App and web page records:
++++++++++++++++++++
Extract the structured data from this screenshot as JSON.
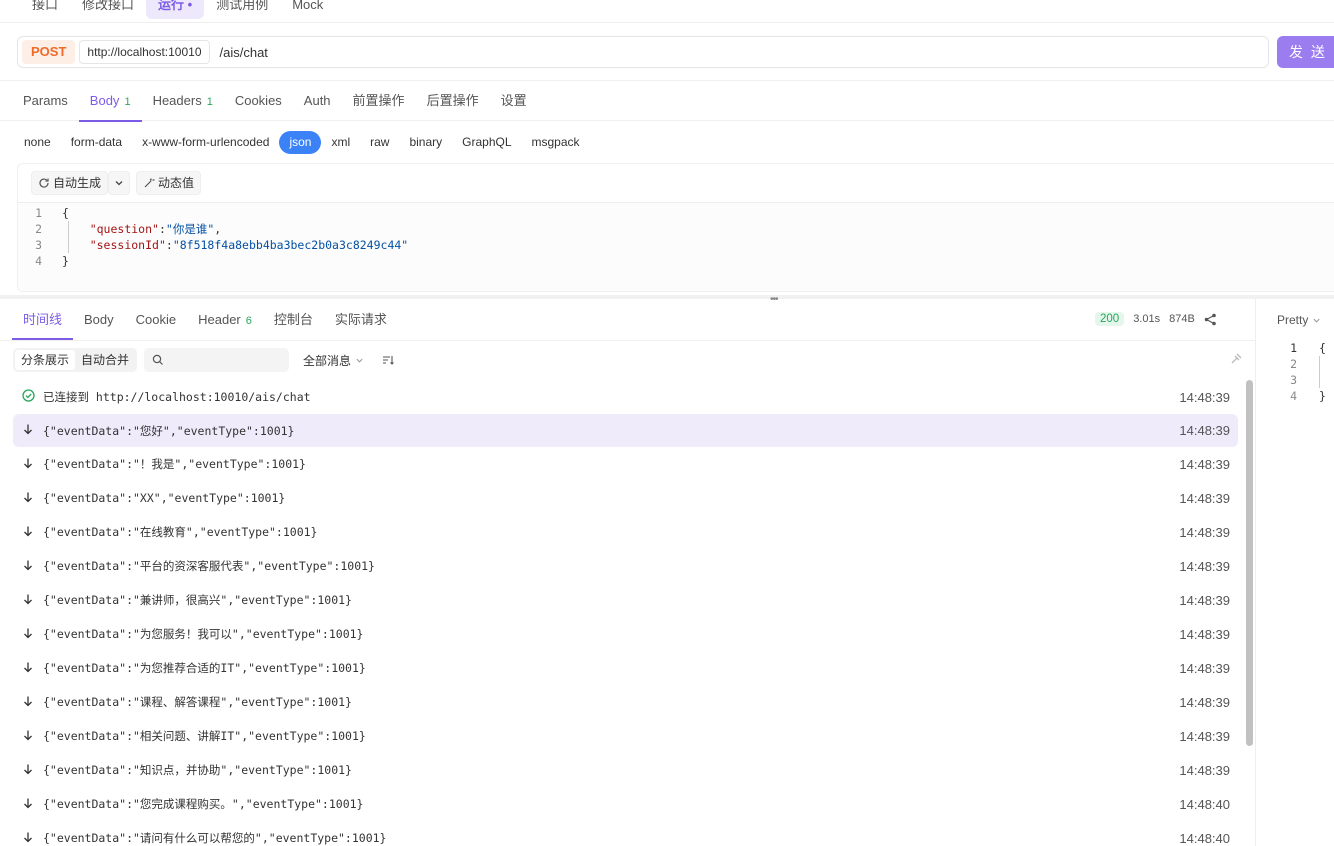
{
  "top_tabs": [
    {
      "label": "接口"
    },
    {
      "label": "修改接口"
    },
    {
      "label": "运行 •"
    },
    {
      "label": "测试用例"
    },
    {
      "label": "Mock"
    }
  ],
  "request": {
    "method": "POST",
    "base_url": "http://localhost:10010",
    "path": "/ais/chat",
    "send_label": "发 送"
  },
  "req_tabs": [
    {
      "label": "Params",
      "badge": ""
    },
    {
      "label": "Body",
      "badge": "1"
    },
    {
      "label": "Headers",
      "badge": "1"
    },
    {
      "label": "Cookies",
      "badge": ""
    },
    {
      "label": "Auth",
      "badge": ""
    },
    {
      "label": "前置操作",
      "badge": ""
    },
    {
      "label": "后置操作",
      "badge": ""
    },
    {
      "label": "设置",
      "badge": ""
    }
  ],
  "body_types": [
    "none",
    "form-data",
    "x-www-form-urlencoded",
    "json",
    "xml",
    "raw",
    "binary",
    "GraphQL",
    "msgpack"
  ],
  "editor": {
    "auto_gen": "自动生成",
    "dynamic_value": "动态值",
    "line_numbers": [
      "1",
      "2",
      "3",
      "4"
    ],
    "open_brace": "{",
    "close_brace": "}",
    "q_key": "\"question\"",
    "q_val": "\"你是谁\"",
    "s_key": "\"sessionId\"",
    "s_val": "\"8f518f4a8ebb4ba3bec2b0a3c8249c44\""
  },
  "resp_tabs": [
    {
      "label": "时间线",
      "badge": ""
    },
    {
      "label": "Body",
      "badge": ""
    },
    {
      "label": "Cookie",
      "badge": ""
    },
    {
      "label": "Header",
      "badge": "6"
    },
    {
      "label": "控制台",
      "badge": ""
    },
    {
      "label": "实际请求",
      "badge": ""
    }
  ],
  "response_meta": {
    "status": "200",
    "time": "3.01s",
    "size": "874B"
  },
  "filter": {
    "split_view": "分条展示",
    "auto_merge": "自动合并",
    "all_messages": "全部消息"
  },
  "timeline": [
    {
      "icon": "check-circle-icon",
      "text": "已连接到 http://localhost:10010/ais/chat",
      "time": "14:48:39"
    },
    {
      "icon": "arrow-down-icon",
      "text": "{\"eventData\":\"您好\",\"eventType\":1001}",
      "time": "14:48:39"
    },
    {
      "icon": "arrow-down-icon",
      "text": "{\"eventData\":\"！我是\",\"eventType\":1001}",
      "time": "14:48:39"
    },
    {
      "icon": "arrow-down-icon",
      "text": "{\"eventData\":\"XX\",\"eventType\":1001}",
      "time": "14:48:39"
    },
    {
      "icon": "arrow-down-icon",
      "text": "{\"eventData\":\"在线教育\",\"eventType\":1001}",
      "time": "14:48:39"
    },
    {
      "icon": "arrow-down-icon",
      "text": "{\"eventData\":\"平台的资深客服代表\",\"eventType\":1001}",
      "time": "14:48:39"
    },
    {
      "icon": "arrow-down-icon",
      "text": "{\"eventData\":\"兼讲师，很高兴\",\"eventType\":1001}",
      "time": "14:48:39"
    },
    {
      "icon": "arrow-down-icon",
      "text": "{\"eventData\":\"为您服务！我可以\",\"eventType\":1001}",
      "time": "14:48:39"
    },
    {
      "icon": "arrow-down-icon",
      "text": "{\"eventData\":\"为您推荐合适的IT\",\"eventType\":1001}",
      "time": "14:48:39"
    },
    {
      "icon": "arrow-down-icon",
      "text": "{\"eventData\":\"课程、解答课程\",\"eventType\":1001}",
      "time": "14:48:39"
    },
    {
      "icon": "arrow-down-icon",
      "text": "{\"eventData\":\"相关问题、讲解IT\",\"eventType\":1001}",
      "time": "14:48:39"
    },
    {
      "icon": "arrow-down-icon",
      "text": "{\"eventData\":\"知识点，并协助\",\"eventType\":1001}",
      "time": "14:48:39"
    },
    {
      "icon": "arrow-down-icon",
      "text": "{\"eventData\":\"您完成课程购买。\",\"eventType\":1001}",
      "time": "14:48:40"
    },
    {
      "icon": "arrow-down-icon",
      "text": "{\"eventData\":\"请问有什么可以帮您的\",\"eventType\":1001}",
      "time": "14:48:40"
    }
  ],
  "right_pane": {
    "format_label": "Pretty",
    "line_numbers": [
      "1",
      "2",
      "3",
      "4"
    ],
    "open_brace": "{",
    "close_brace": "}"
  }
}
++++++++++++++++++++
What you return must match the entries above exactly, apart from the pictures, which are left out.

Exercise answer:
Extract the structured data from this screenshot as JSON.
{
  "top_tabs": [
    {
      "label": "接口"
    },
    {
      "label": "修改接口"
    },
    {
      "label": "运行 •"
    },
    {
      "label": "测试用例"
    },
    {
      "label": "Mock"
    }
  ],
  "request": {
    "method": "POST",
    "base_url": "http://localhost:10010",
    "path": "/ais/chat",
    "send_label": "发 送"
  },
  "req_tabs": [
    {
      "label": "Params",
      "badge": ""
    },
    {
      "label": "Body",
      "badge": "1"
    },
    {
      "label": "Headers",
      "badge": "1"
    },
    {
      "label": "Cookies",
      "badge": ""
    },
    {
      "label": "Auth",
      "badge": ""
    },
    {
      "label": "前置操作",
      "badge": ""
    },
    {
      "label": "后置操作",
      "badge": ""
    },
    {
      "label": "设置",
      "badge": ""
    }
  ],
  "body_types": [
    "none",
    "form-data",
    "x-www-form-urlencoded",
    "json",
    "xml",
    "raw",
    "binary",
    "GraphQL",
    "msgpack"
  ],
  "editor": {
    "auto_gen": "自动生成",
    "dynamic_value": "动态值",
    "line_numbers": [
      "1",
      "2",
      "3",
      "4"
    ],
    "open_brace": "{",
    "close_brace": "}",
    "q_key": "\"question\"",
    "q_val": "\"你是谁\"",
    "s_key": "\"sessionId\"",
    "s_val": "\"8f518f4a8ebb4ba3bec2b0a3c8249c44\""
  },
  "resp_tabs": [
    {
      "label": "时间线",
      "badge": ""
    },
    {
      "label": "Body",
      "badge": ""
    },
    {
      "label": "Cookie",
      "badge": ""
    },
    {
      "label": "Header",
      "badge": "6"
    },
    {
      "label": "控制台",
      "badge": ""
    },
    {
      "label": "实际请求",
      "badge": ""
    }
  ],
  "response_meta": {
    "status": "200",
    "time": "3.01s",
    "size": "874B"
  },
  "filter": {
    "split_view": "分条展示",
    "auto_merge": "自动合并",
    "all_messages": "全部消息"
  },
  "timeline": [
    {
      "icon": "check-circle-icon",
      "text": "已连接到 http://localhost:10010/ais/chat",
      "time": "14:48:39"
    },
    {
      "icon": "arrow-down-icon",
      "text": "{\"eventData\":\"您好\",\"eventType\":1001}",
      "time": "14:48:39"
    },
    {
      "icon": "arrow-down-icon",
      "text": "{\"eventData\":\"！我是\",\"eventType\":1001}",
      "time": "14:48:39"
    },
    {
      "icon": "arrow-down-icon",
      "text": "{\"eventData\":\"XX\",\"eventType\":1001}",
      "time": "14:48:39"
    },
    {
      "icon": "arrow-down-icon",
      "text": "{\"eventData\":\"在线教育\",\"eventType\":1001}",
      "time": "14:48:39"
    },
    {
      "icon": "arrow-down-icon",
      "text": "{\"eventData\":\"平台的资深客服代表\",\"eventType\":1001}",
      "time": "14:48:39"
    },
    {
      "icon": "arrow-down-icon",
      "text": "{\"eventData\":\"兼讲师，很高兴\",\"eventType\":1001}",
      "time": "14:48:39"
    },
    {
      "icon": "arrow-down-icon",
      "text": "{\"eventData\":\"为您服务！我可以\",\"eventType\":1001}",
      "time": "14:48:39"
    },
    {
      "icon": "arrow-down-icon",
      "text": "{\"eventData\":\"为您推荐合适的IT\",\"eventType\":1001}",
      "time": "14:48:39"
    },
    {
      "icon": "arrow-down-icon",
      "text": "{\"eventData\":\"课程、解答课程\",\"eventType\":1001}",
      "time": "14:48:39"
    },
    {
      "icon": "arrow-down-icon",
      "text": "{\"eventData\":\"相关问题、讲解IT\",\"eventType\":1001}",
      "time": "14:48:39"
    },
    {
      "icon": "arrow-down-icon",
      "text": "{\"eventData\":\"知识点，并协助\",\"eventType\":1001}",
      "time": "14:48:39"
    },
    {
      "icon": "arrow-down-icon",
      "text": "{\"eventData\":\"您完成课程购买。\",\"eventType\":1001}",
      "time": "14:48:40"
    },
    {
      "icon": "arrow-down-icon",
      "text": "{\"eventData\":\"请问有什么可以帮您的\",\"eventType\":1001}",
      "time": "14:48:40"
    }
  ],
  "right_pane": {
    "format_label": "Pretty",
    "line_numbers": [
      "1",
      "2",
      "3",
      "4"
    ],
    "open_brace": "{",
    "close_brace": "}"
  }
}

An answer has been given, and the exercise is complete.